"The FBI will not allow international cyber criminals to operate with impunity," says FBI Special Agent in Charge John F. Bennett. "Nikulin allegedly targeted three Bay Area companies through cyberattacks, and will now face prosecution in the United States. This extradition is a success for U.S. law enforcement and our partners overseas."
More Russians Extradited to US
Nikulin is the latest in a long line of alleged cybercriminals who have been extradited to the U.S.
In February, Russian national Peter Levashov, who was arrested in Spain last year, was extradited to the U.S. to face allegations that he ran the notorious Kelihos botnet that pumped out spam, banking Trojans and ransomware (see Accused Russian Botnet Mastermind Extradited to US).
In January, meanwhile, Spain had extradited Russian national Stanislav Lisov to the United States. He was arrested by Spanish police in January 2017, while on his honeymoon, at U.S. request.

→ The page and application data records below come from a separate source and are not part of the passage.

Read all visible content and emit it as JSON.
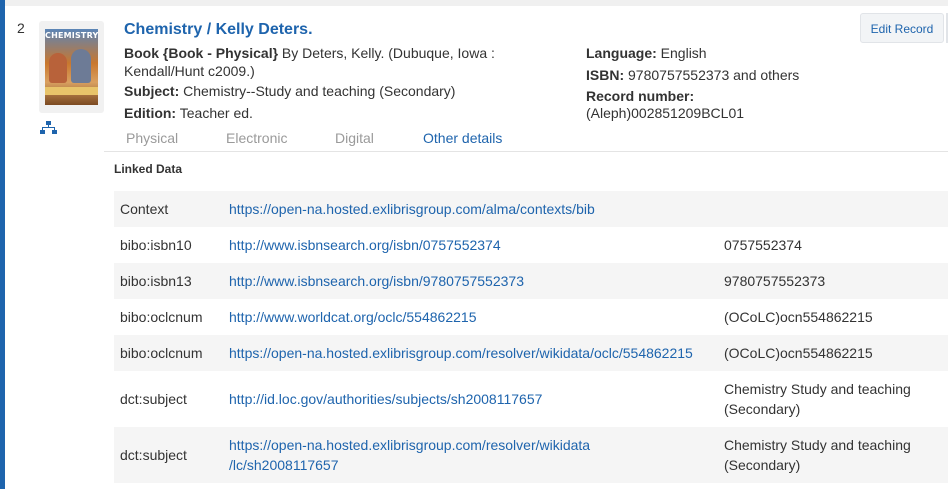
{
  "record": {
    "number": "2",
    "title": "Chemistry / Kelly Deters.",
    "edit_label": "Edit Record",
    "cover_text": "CHEMISTRY",
    "format_label": "Book {Book - Physical}",
    "author_text": " By Deters, Kelly. (Dubuque, Iowa :",
    "publisher_text": "Kendall/Hunt c2009.)",
    "subject_label": "Subject:",
    "subject_value": " Chemistry--Study and teaching (Secondary)",
    "edition_label": "Edition:",
    "edition_value": " Teacher ed.",
    "language_label": "Language:",
    "language_value": " English",
    "isbn_label": "ISBN:",
    "isbn_value": " 9780757552373 and others",
    "recnum_label": "Record number:",
    "recnum_value": "(Aleph)002851209BCL01"
  },
  "tabs": [
    "Physical",
    "Electronic",
    "Digital",
    "Other details"
  ],
  "active_tab": "Other details",
  "linked_data": {
    "title": "Linked Data",
    "rows": [
      {
        "key": "Context",
        "link": [
          "https://open-na.hosted.exlibrisgroup.com/alma/contexts/bib"
        ],
        "value": []
      },
      {
        "key": "bibo:isbn10",
        "link": [
          "http://www.isbnsearch.org/isbn/0757552374"
        ],
        "value": [
          "0757552374"
        ]
      },
      {
        "key": "bibo:isbn13",
        "link": [
          "http://www.isbnsearch.org/isbn/9780757552373"
        ],
        "value": [
          "9780757552373"
        ]
      },
      {
        "key": "bibo:oclcnum",
        "link": [
          "http://www.worldcat.org/oclc/554862215"
        ],
        "value": [
          "(OCoLC)ocn554862215"
        ]
      },
      {
        "key": "bibo:oclcnum",
        "link": [
          "https://open-na.hosted.exlibrisgroup.com/resolver/wikidata/oclc/554862215"
        ],
        "value": [
          "(OCoLC)ocn554862215"
        ]
      },
      {
        "key": "dct:subject",
        "link": [
          "http://id.loc.gov/authorities/subjects/sh2008117657"
        ],
        "value": [
          "Chemistry Study and teaching",
          "(Secondary)"
        ]
      },
      {
        "key": "dct:subject",
        "link": [
          "https://open-na.hosted.exlibrisgroup.com/resolver/wikidata",
          "/lc/sh2008117657"
        ],
        "value": [
          "Chemistry Study and teaching",
          "(Secondary)"
        ]
      }
    ]
  },
  "colors": {
    "accent": "#1e64ad",
    "row_stripe": "#f5f5f5"
  },
  "icons": {
    "hierarchy": "hierarchy-icon"
  }
}
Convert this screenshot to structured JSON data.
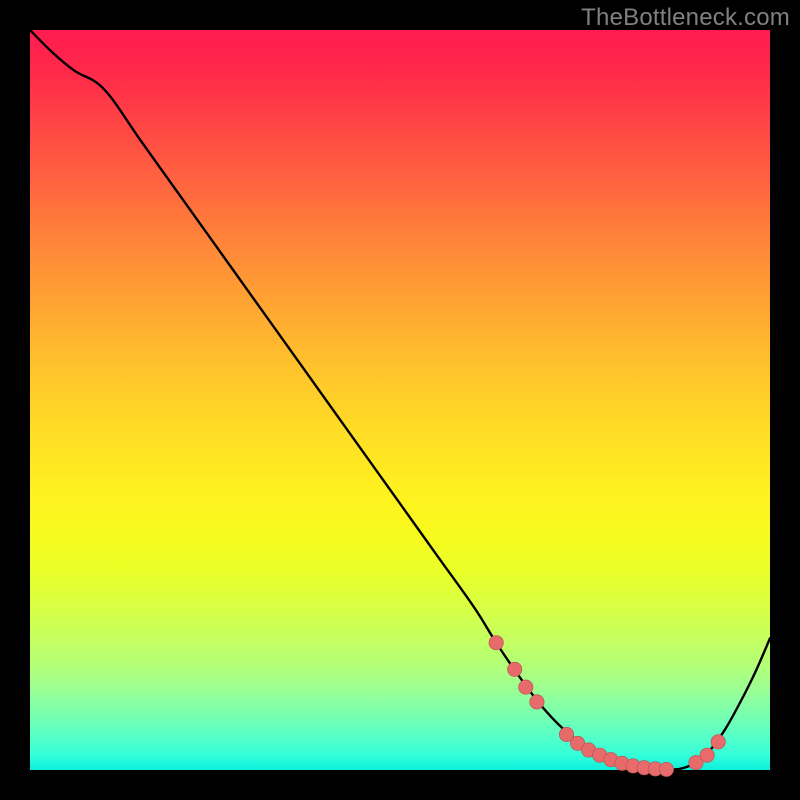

Lisov has been charged with crimes related to the "Neverquest" banking Trojan, also known as Vawtrak and Snifula, which have been tied to alleged losses of $855,000 from U.S. banking customers between June 2012 and January 2015.
In both Lisov and Levashov's cases, the Russian government filed competing extradition requests, seeking to prevent them from being sent to the United States.
Russia's competing extradition requests for alleged cybercriminals don't appear to have ever succeeded.